I want to pose a hypothetical to you.
Suppose you’re an attorney specializing in contract law. How many competitors do you have out there?
And suppose you speak and write fluent Mandarin.
How many now?
Not so many. You’ve radically reduced the pool of candidates someone needing those two skills can hire.
By virtue of possessing that additional language skill, you just made yourself far more appealing to certain prospective clients and cut a whole lot of your would-be competitors out of the running.
I tell young people all the time, if you want to stand out and essentially write your own ticket in life, combine specialties that very few people possess in combination, but that are solely needed in certain niches.
The same goes for your business.
Combine a couple of specialties that will attract the kind of business you want and the competition in that niche melts away.
Case in point: My husband and I love wine. We love to taste new wines, buy wine, collect wine, and learn about pairing food with wine. We especially love to go to wineries in search of new favorites.
The good news is we live in Oregon where there are over 400 wineries, so we do a lot of wine tasting on the weekends. It’s one of our favorite pastimes, something we look forward to doing … not only because we love wine, but also because it’s time we get to spend together away from the hectic work week life.
But whaddya do when you’ve just gotten a new puppy you can’t leave alone?
She’s adorable … a Great Pyrenees … fluffy, cute, big … and on her way to getting a lot bigger. But because she’s a puppy, we’re caught up in typical puppy stuff … housebreaking, crate training, obedience, etc., and she’s only 11 weeks, so we can’t yet leave her by herself. So, we take her everywhere we go.
How do we go wine tasting on the weekends with a puppy in tow? Hmmm … we didn’t think about that when we got her.
What to do?
Go on the internet and see if there are any dog-friendly wineries in the area.
Bingo. I found a couple dozen within an hour of us.
Think about how smart these winery operators are.
There are roughly 375 wineries that won’t be getting our business, at least for a while, because they failed to see the power in appealing to two overlapping market niches … wine-lovers and dog-lovers vs. just one.
Would some people stay away from a winery that was dog-friendly? Some might, but probably not many. Would dog-friendly wineries get more business catering to folks out on the weekend with their pets? Absolutely. So they promote the fact that dogs are welcome on their websites and hold special dog-related promotions.
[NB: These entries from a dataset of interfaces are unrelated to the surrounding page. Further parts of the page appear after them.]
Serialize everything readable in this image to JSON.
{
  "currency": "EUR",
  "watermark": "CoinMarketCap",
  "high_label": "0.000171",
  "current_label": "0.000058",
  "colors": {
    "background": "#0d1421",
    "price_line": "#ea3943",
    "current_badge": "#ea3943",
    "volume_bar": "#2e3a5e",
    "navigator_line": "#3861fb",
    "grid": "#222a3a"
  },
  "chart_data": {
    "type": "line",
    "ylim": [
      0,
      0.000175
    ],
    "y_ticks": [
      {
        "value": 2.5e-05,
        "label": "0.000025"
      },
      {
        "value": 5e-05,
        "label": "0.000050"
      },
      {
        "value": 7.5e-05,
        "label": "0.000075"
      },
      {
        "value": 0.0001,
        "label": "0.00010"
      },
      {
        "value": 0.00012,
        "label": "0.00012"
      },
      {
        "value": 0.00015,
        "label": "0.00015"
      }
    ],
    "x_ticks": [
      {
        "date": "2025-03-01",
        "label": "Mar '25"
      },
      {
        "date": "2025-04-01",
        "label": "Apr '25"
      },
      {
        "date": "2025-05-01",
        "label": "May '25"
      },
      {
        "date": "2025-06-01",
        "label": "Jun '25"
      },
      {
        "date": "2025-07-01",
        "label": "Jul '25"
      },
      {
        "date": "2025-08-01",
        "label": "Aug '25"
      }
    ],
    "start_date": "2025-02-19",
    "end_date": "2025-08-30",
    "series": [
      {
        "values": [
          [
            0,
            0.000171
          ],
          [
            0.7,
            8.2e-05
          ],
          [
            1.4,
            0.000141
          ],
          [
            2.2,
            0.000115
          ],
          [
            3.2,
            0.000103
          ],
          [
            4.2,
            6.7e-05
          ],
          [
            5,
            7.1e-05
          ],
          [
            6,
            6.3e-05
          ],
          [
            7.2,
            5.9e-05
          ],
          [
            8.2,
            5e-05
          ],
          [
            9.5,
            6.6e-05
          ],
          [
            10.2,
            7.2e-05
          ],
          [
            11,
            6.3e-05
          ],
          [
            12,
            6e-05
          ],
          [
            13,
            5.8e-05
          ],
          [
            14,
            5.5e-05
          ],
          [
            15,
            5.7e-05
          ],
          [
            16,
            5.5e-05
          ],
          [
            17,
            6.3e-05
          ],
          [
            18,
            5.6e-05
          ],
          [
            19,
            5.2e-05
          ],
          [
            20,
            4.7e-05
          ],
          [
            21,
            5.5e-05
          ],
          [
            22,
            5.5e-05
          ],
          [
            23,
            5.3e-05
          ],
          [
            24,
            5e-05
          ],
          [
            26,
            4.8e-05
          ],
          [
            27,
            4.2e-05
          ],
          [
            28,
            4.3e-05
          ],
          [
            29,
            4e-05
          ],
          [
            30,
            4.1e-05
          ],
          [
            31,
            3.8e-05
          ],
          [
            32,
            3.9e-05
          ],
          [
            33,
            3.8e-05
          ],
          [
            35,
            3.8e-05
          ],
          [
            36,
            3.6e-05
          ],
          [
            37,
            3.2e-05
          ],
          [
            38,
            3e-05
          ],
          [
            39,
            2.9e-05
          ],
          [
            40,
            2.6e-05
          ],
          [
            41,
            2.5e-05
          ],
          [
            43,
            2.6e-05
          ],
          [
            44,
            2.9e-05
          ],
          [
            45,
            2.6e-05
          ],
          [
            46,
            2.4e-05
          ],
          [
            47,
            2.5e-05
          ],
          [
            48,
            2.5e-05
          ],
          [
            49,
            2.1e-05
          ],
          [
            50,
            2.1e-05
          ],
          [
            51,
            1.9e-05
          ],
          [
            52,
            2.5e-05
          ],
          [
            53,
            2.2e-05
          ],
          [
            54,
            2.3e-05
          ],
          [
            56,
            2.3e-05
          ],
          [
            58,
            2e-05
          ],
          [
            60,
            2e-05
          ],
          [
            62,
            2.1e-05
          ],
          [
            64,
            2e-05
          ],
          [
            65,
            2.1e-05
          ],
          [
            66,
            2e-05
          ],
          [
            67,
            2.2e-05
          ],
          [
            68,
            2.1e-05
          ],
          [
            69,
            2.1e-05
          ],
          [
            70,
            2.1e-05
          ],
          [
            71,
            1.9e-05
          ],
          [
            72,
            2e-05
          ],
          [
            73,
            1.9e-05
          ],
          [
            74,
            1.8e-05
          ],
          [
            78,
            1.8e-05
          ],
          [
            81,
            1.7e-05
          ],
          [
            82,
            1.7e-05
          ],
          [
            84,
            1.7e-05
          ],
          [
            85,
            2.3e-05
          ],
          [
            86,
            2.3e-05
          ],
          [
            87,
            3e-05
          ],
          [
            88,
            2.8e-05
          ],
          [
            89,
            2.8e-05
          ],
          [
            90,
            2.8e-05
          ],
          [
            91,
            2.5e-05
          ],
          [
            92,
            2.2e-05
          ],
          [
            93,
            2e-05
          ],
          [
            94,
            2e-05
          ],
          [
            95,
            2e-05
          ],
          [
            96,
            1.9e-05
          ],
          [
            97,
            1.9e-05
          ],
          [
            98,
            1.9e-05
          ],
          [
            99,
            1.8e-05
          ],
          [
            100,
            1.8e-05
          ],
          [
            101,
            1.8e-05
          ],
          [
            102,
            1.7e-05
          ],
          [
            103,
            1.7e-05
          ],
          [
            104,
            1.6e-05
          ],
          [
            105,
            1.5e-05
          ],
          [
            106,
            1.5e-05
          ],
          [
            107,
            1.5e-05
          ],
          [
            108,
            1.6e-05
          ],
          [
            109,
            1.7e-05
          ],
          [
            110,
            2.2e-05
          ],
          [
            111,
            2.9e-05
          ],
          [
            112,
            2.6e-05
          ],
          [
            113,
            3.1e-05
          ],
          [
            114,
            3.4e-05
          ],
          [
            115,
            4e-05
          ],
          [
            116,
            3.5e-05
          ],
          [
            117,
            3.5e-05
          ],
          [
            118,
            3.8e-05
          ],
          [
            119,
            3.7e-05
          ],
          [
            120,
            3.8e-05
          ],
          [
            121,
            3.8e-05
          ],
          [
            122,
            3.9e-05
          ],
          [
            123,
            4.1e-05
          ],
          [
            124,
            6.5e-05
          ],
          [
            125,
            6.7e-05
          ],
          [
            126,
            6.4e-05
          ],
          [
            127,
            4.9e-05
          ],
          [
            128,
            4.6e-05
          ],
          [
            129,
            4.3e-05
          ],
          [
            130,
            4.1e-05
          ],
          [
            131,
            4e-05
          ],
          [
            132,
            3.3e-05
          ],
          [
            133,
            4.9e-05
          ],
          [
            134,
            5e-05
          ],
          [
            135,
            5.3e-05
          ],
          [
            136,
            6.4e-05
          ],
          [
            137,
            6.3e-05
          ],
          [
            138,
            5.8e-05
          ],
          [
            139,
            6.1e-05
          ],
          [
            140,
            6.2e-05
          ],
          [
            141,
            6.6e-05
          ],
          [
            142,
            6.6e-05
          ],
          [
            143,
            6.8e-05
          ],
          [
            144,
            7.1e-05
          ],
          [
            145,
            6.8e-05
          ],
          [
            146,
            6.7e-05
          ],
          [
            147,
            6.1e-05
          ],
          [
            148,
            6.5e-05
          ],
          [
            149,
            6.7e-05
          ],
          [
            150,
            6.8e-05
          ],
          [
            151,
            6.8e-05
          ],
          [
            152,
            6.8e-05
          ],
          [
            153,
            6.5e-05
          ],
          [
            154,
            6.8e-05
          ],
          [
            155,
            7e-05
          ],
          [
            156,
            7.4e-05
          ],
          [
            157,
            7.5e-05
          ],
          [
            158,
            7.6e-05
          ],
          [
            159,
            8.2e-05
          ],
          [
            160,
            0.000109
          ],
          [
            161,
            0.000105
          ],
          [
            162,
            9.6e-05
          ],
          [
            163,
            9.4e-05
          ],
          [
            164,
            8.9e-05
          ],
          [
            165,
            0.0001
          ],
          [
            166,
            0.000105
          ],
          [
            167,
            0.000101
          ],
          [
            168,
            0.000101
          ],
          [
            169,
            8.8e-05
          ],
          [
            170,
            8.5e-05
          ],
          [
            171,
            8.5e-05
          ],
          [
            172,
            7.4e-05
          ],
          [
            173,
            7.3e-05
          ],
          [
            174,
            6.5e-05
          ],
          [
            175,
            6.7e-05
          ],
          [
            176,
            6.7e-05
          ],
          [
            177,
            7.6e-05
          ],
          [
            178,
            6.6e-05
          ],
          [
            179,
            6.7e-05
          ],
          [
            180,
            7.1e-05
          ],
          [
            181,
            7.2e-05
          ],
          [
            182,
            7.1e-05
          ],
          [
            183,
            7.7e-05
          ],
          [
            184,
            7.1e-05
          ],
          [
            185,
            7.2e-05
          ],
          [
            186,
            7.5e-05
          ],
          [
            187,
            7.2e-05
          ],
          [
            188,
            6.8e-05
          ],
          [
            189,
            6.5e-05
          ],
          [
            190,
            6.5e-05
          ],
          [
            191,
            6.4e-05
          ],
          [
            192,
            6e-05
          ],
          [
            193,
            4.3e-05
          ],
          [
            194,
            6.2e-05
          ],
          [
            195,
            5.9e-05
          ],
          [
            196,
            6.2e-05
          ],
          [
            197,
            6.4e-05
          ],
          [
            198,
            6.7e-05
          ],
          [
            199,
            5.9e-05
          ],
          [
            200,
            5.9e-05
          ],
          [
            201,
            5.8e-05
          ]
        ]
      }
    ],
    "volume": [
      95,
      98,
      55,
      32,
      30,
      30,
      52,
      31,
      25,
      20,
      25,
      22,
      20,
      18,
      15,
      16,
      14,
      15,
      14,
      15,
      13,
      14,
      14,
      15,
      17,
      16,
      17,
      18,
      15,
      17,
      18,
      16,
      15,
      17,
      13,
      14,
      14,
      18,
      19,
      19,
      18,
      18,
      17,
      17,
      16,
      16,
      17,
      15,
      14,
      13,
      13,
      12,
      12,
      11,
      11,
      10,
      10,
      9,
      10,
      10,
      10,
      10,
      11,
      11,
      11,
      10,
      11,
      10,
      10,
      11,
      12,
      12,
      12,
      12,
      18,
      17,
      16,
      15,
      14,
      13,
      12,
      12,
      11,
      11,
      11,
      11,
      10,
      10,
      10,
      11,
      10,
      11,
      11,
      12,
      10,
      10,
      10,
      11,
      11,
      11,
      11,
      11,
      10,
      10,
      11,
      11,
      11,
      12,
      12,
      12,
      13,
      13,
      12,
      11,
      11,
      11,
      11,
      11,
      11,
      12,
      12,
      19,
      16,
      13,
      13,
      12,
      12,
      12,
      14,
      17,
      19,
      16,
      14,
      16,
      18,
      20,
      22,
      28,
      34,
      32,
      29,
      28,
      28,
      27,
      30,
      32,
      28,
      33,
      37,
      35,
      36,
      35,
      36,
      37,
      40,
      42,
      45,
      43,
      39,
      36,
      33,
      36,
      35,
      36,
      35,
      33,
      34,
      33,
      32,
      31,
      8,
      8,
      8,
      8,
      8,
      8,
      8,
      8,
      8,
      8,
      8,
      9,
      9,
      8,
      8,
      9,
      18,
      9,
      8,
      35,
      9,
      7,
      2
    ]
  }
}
Some have named wine clubs for their members with dogs. “Pinot & Pups” is one of my favorites. Members of that club are treated to free wine tastings and a biscuit for pup. And their wine shipments include treats for Fido.
Not only are dogs allowed, they’re encouraged.
That’s just smart marketing … and you don’t even have to learn Chinese to get a leg up on your competition.
So, time to do some strategizing and figure out how you might be able to apply this idea to your business and multiply your appeal.
Get creative. Have fun.
And please, let me know what you come up with.